[Opening Records provided section]

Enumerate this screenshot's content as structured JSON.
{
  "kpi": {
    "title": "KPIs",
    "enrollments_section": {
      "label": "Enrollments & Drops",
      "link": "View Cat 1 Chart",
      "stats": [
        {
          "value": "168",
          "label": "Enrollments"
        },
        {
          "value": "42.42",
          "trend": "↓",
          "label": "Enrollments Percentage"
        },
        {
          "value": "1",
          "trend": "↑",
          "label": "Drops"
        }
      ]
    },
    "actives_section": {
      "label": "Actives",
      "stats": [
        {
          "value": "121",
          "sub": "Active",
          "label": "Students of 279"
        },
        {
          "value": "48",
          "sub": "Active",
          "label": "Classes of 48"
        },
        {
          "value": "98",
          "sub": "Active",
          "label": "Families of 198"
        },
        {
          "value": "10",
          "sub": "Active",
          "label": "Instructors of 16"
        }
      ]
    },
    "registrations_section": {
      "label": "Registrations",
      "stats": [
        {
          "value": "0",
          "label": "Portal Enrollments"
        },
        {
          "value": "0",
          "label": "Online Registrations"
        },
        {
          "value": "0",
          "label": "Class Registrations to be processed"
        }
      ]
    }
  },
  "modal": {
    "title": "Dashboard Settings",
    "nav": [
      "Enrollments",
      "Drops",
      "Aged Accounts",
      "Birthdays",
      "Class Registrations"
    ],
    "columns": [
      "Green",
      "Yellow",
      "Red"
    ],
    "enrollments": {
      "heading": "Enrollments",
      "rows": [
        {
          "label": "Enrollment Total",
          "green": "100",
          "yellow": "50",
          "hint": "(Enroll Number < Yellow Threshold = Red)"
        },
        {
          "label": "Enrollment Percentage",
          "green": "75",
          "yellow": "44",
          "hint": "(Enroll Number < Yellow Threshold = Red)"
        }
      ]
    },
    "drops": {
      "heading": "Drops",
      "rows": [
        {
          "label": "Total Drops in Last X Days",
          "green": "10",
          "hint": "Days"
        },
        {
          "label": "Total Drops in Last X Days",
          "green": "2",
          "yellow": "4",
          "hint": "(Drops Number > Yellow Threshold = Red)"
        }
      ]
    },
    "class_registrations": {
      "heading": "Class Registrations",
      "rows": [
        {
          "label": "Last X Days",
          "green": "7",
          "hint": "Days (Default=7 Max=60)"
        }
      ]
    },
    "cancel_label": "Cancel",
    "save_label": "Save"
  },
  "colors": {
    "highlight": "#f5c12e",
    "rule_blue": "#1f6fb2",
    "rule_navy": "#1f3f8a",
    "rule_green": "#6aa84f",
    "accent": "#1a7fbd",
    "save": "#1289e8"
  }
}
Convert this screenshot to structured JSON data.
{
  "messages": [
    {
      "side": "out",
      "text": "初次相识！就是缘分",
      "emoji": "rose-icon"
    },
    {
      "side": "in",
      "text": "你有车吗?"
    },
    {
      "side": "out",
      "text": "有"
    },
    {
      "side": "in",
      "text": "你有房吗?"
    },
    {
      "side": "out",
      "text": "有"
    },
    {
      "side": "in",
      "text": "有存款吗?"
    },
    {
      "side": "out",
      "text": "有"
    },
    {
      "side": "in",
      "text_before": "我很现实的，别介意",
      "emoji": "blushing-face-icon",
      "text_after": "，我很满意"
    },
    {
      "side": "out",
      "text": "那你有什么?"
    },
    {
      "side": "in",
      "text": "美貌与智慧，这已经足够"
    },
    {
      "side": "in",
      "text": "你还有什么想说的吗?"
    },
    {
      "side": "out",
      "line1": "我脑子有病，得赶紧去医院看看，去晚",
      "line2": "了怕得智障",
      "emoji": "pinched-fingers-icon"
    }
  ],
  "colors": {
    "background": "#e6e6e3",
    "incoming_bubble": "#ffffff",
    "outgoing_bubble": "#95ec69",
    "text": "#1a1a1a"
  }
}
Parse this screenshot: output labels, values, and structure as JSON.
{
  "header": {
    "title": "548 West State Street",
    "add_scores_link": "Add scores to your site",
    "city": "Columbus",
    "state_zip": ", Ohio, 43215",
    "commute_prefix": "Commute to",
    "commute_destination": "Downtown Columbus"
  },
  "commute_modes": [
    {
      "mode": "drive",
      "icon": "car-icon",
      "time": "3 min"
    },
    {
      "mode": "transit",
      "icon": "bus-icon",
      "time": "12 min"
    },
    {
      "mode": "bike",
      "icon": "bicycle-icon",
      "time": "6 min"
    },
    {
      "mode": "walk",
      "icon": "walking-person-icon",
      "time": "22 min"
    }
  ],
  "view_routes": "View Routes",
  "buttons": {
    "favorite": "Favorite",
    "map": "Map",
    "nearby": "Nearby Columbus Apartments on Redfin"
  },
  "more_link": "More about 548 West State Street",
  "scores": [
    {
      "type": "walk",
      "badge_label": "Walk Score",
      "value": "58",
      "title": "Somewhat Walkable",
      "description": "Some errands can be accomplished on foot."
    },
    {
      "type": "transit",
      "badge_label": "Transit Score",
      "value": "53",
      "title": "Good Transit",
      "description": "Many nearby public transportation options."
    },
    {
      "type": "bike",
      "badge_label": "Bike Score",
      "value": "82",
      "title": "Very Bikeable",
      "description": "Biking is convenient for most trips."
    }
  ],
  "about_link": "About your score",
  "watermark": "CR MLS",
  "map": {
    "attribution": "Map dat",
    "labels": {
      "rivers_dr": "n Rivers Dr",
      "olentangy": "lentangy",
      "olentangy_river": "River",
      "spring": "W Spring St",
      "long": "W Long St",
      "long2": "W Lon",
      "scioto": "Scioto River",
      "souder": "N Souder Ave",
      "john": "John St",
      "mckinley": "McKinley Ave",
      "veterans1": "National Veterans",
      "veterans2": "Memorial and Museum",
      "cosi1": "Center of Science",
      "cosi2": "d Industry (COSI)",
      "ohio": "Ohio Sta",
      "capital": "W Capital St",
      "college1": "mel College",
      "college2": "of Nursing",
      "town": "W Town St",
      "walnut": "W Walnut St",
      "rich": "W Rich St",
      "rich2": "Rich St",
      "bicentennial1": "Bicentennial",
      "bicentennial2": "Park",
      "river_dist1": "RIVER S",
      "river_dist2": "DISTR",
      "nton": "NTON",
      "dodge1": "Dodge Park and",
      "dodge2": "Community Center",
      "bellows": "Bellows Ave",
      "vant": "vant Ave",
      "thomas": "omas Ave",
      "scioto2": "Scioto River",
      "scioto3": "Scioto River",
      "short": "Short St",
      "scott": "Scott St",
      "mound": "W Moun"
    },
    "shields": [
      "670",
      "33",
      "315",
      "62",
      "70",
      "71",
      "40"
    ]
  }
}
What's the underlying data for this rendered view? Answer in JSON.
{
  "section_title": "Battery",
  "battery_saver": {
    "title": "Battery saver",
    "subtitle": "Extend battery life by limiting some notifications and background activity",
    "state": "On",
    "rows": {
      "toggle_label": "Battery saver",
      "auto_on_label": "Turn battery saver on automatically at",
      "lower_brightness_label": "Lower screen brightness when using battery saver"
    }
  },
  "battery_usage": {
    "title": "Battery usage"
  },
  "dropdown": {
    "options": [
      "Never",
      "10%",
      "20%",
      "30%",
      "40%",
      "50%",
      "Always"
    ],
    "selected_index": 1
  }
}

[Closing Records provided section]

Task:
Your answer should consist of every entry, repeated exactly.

Final answer:
Enumerate this screenshot's content as structured JSON.
{
  "kpi": {
    "title": "KPIs",
    "enrollments_section": {
      "label": "Enrollments & Drops",
      "link": "View Cat 1 Chart",
      "stats": [
        {
          "value": "168",
          "label": "Enrollments"
        },
        {
          "value": "42.42",
          "trend": "↓",
          "label": "Enrollments Percentage"
        },
        {
          "value": "1",
          "trend": "↑",
          "label": "Drops"
        }
      ]
    },
    "actives_section": {
      "label": "Actives",
      "stats": [
        {
          "value": "121",
          "sub": "Active",
          "label": "Students of 279"
        },
        {
          "value": "48",
          "sub": "Active",
          "label": "Classes of 48"
        },
        {
          "value": "98",
          "sub": "Active",
          "label": "Families of 198"
        },
        {
          "value": "10",
          "sub": "Active",
          "label": "Instructors of 16"
        }
      ]
    },
    "registrations_section": {
      "label": "Registrations",
      "stats": [
        {
          "value": "0",
          "label": "Portal Enrollments"
        },
        {
          "value": "0",
          "label": "Online Registrations"
        },
        {
          "value": "0",
          "label": "Class Registrations to be processed"
        }
      ]
    }
  },
  "modal": {
    "title": "Dashboard Settings",
    "nav": [
      "Enrollments",
      "Drops",
      "Aged Accounts",
      "Birthdays",
      "Class Registrations"
    ],
    "columns": [
      "Green",
      "Yellow",
      "Red"
    ],
    "enrollments": {
      "heading": "Enrollments",
      "rows": [
        {
          "label": "Enrollment Total",
          "green": "100",
          "yellow": "50",
          "hint": "(Enroll Number < Yellow Threshold = Red)"
        },
        {
          "label": "Enrollment Percentage",
          "green": "75",
          "yellow": "44",
          "hint": "(Enroll Number < Yellow Threshold = Red)"
        }
      ]
    },
    "drops": {
      "heading": "Drops",
      "rows": [
        {
          "label": "Total Drops in Last X Days",
          "green": "10",
          "hint": "Days"
        },
        {
          "label": "Total Drops in Last X Days",
          "green": "2",
          "yellow": "4",
          "hint": "(Drops Number > Yellow Threshold = Red)"
        }
      ]
    },
    "class_registrations": {
      "heading": "Class Registrations",
      "rows": [
        {
          "label": "Last X Days",
          "green": "7",
          "hint": "Days (Default=7 Max=60)"
        }
      ]
    },
    "cancel_label": "Cancel",
    "save_label": "Save"
  },
  "colors": {
    "highlight": "#f5c12e",
    "rule_blue": "#1f6fb2",
    "rule_navy": "#1f3f8a",
    "rule_green": "#6aa84f",
    "accent": "#1a7fbd",
    "save": "#1289e8"
  }
}
Convert this screenshot to structured JSON data.
{
  "messages": [
    {
      "side": "out",
      "text": "初次相识！就是缘分",
      "emoji": "rose-icon"
    },
    {
      "side": "in",
      "text": "你有车吗?"
    },
    {
      "side": "out",
      "text": "有"
    },
    {
      "side": "in",
      "text": "你有房吗?"
    },
    {
      "side": "out",
      "text": "有"
    },
    {
      "side": "in",
      "text": "有存款吗?"
    },
    {
      "side": "out",
      "text": "有"
    },
    {
      "side": "in",
      "text_before": "我很现实的，别介意",
      "emoji": "blushing-face-icon",
      "text_after": "，我很满意"
    },
    {
      "side": "out",
      "text": "那你有什么?"
    },
    {
      "side": "in",
      "text": "美貌与智慧，这已经足够"
    },
    {
      "side": "in",
      "text": "你还有什么想说的吗?"
    },
    {
      "side": "out",
      "line1": "我脑子有病，得赶紧去医院看看，去晚",
      "line2": "了怕得智障",
      "emoji": "pinched-fingers-icon"
    }
  ],
  "colors": {
    "background": "#e6e6e3",
    "incoming_bubble": "#ffffff",
    "outgoing_bubble": "#95ec69",
    "text": "#1a1a1a"
  }
}
Parse this screenshot: output labels, values, and structure as JSON.
{
  "header": {
    "title": "548 West State Street",
    "add_scores_link": "Add scores to your site",
    "city": "Columbus",
    "state_zip": ", Ohio, 43215",
    "commute_prefix": "Commute to",
    "commute_destination": "Downtown Columbus"
  },
  "commute_modes": [
    {
      "mode": "drive",
      "icon": "car-icon",
      "time": "3 min"
    },
    {
      "mode": "transit",
      "icon": "bus-icon",
      "time": "12 min"
    },
    {
      "mode": "bike",
      "icon": "bicycle-icon",
      "time": "6 min"
    },
    {
      "mode": "walk",
      "icon": "walking-person-icon",
      "time": "22 min"
    }
  ],
  "view_routes": "View Routes",
  "buttons": {
    "favorite": "Favorite",
    "map": "Map",
    "nearby": "Nearby Columbus Apartments on Redfin"
  },
  "more_link": "More about 548 West State Street",
  "scores": [
    {
      "type": "walk",
      "badge_label": "Walk Score",
      "value": "58",
      "title": "Somewhat Walkable",
      "description": "Some errands can be accomplished on foot."
    },
    {
      "type": "transit",
      "badge_label": "Transit Score",
      "value": "53",
      "title": "Good Transit",
      "description": "Many nearby public transportation options."
    },
    {
      "type": "bike",
      "badge_label": "Bike Score",
      "value": "82",
      "title": "Very Bikeable",
      "description": "Biking is convenient for most trips."
    }
  ],
  "about_link": "About your score",
  "watermark": "CR MLS",
  "map": {
    "attribution": "Map dat",
    "labels": {
      "rivers_dr": "n Rivers Dr",
      "olentangy": "lentangy",
      "olentangy_river": "River",
      "spring": "W Spring St",
      "long": "W Long St",
      "long2": "W Lon",
      "scioto": "Scioto River",
      "souder": "N Souder Ave",
      "john": "John St",
      "mckinley": "McKinley Ave",
      "veterans1": "National Veterans",
      "veterans2": "Memorial and Museum",
      "cosi1": "Center of Science",
      "cosi2": "d Industry (COSI)",
      "ohio": "Ohio Sta",
      "capital": "W Capital St",
      "college1": "mel College",
      "college2": "of Nursing",
      "town": "W Town St",
      "walnut": "W Walnut St",
      "rich": "W Rich St",
      "rich2": "Rich St",
      "bicentennial1": "Bicentennial",
      "bicentennial2": "Park",
      "river_dist1": "RIVER S",
      "river_dist2": "DISTR",
      "nton": "NTON",
      "dodge1": "Dodge Park and",
      "dodge2": "Community Center",
      "bellows": "Bellows Ave",
      "vant": "vant Ave",
      "thomas": "omas Ave",
      "scioto2": "Scioto River",
      "scioto3": "Scioto River",
      "short": "Short St",
      "scott": "Scott St",
      "mound": "W Moun"
    },
    "shields": [
      "670",
      "33",
      "315",
      "62",
      "70",
      "71",
      "40"
    ]
  }
}
What's the underlying data for this rendered view? Answer in JSON.
{
  "section_title": "Battery",
  "battery_saver": {
    "title": "Battery saver",
    "subtitle": "Extend battery life by limiting some notifications and background activity",
    "state": "On",
    "rows": {
      "toggle_label": "Battery saver",
      "auto_on_label": "Turn battery saver on automatically at",
      "lower_brightness_label": "Lower screen brightness when using battery saver"
    }
  },
  "battery_usage": {
    "title": "Battery usage"
  },
  "dropdown": {
    "options": [
      "Never",
      "10%",
      "20%",
      "30%",
      "40%",
      "50%",
      "Always"
    ],
    "selected_index": 1
  }
}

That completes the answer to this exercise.